__Task objective__
Determine the number of lines in the listing that contain "this". Write only that number.

__Material for the task__
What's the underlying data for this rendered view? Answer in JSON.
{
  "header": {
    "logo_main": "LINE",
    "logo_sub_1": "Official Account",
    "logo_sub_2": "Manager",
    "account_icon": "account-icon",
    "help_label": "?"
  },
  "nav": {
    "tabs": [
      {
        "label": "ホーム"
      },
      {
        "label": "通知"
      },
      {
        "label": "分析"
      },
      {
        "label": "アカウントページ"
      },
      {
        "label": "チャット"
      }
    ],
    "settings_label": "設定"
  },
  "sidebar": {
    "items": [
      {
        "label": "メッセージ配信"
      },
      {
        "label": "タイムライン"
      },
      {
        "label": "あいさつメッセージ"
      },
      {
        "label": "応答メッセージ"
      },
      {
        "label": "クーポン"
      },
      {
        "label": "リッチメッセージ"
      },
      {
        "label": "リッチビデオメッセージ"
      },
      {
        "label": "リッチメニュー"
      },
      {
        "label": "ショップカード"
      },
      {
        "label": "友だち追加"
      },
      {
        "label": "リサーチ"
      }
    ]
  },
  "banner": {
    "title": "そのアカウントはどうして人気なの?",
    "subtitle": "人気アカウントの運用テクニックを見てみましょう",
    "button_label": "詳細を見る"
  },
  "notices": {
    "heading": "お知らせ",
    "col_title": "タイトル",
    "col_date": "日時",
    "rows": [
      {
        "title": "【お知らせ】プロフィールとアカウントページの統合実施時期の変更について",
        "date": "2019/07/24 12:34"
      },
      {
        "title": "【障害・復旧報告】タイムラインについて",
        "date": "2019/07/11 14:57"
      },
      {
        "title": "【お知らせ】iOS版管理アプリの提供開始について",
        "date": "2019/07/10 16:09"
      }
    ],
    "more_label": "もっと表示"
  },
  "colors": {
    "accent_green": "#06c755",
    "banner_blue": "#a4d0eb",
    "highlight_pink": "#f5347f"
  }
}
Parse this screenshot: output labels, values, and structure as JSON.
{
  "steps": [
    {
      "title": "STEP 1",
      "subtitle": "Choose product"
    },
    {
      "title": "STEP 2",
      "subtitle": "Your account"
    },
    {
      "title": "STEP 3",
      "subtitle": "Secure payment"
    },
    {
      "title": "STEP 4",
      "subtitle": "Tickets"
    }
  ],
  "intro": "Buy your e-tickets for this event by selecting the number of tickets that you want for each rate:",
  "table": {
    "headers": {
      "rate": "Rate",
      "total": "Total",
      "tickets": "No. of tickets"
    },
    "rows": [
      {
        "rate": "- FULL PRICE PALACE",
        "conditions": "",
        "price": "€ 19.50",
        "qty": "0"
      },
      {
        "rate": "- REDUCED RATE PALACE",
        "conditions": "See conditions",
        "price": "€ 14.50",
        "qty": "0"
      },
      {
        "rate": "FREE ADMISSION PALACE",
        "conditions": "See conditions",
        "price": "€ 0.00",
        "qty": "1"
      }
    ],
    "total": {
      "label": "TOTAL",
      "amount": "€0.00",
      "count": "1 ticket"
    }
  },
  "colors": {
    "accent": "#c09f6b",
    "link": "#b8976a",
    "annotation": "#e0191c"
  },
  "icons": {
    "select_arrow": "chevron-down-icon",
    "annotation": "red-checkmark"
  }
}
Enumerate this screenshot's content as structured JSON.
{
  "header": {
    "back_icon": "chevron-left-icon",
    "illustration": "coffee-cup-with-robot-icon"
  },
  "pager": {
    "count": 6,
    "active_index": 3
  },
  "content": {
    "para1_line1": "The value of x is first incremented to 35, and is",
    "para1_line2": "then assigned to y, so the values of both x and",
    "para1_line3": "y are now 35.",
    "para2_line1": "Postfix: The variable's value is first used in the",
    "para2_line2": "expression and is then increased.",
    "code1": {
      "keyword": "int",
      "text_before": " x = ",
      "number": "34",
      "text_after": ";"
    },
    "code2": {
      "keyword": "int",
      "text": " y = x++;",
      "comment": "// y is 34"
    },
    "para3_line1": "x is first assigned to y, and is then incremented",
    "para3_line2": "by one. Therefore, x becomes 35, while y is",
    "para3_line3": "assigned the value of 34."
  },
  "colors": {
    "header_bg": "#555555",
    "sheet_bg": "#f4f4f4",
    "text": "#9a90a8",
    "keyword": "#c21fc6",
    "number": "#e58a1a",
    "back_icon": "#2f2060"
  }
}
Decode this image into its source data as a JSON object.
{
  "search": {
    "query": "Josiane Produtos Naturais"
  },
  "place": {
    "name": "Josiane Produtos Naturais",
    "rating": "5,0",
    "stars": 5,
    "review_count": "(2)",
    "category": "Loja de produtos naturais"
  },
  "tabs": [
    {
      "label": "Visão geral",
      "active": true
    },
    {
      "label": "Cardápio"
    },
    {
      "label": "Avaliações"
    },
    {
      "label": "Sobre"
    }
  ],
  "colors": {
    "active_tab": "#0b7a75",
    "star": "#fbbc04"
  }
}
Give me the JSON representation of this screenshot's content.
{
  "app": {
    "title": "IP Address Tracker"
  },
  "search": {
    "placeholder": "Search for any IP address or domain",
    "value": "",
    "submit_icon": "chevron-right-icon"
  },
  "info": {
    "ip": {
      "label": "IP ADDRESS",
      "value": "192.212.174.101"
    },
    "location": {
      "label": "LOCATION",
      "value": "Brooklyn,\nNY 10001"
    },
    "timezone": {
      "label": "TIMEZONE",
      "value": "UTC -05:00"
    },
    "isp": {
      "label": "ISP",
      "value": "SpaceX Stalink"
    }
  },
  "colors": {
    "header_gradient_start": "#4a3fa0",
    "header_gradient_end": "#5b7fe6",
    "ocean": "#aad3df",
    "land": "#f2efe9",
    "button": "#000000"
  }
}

__Finished task__
6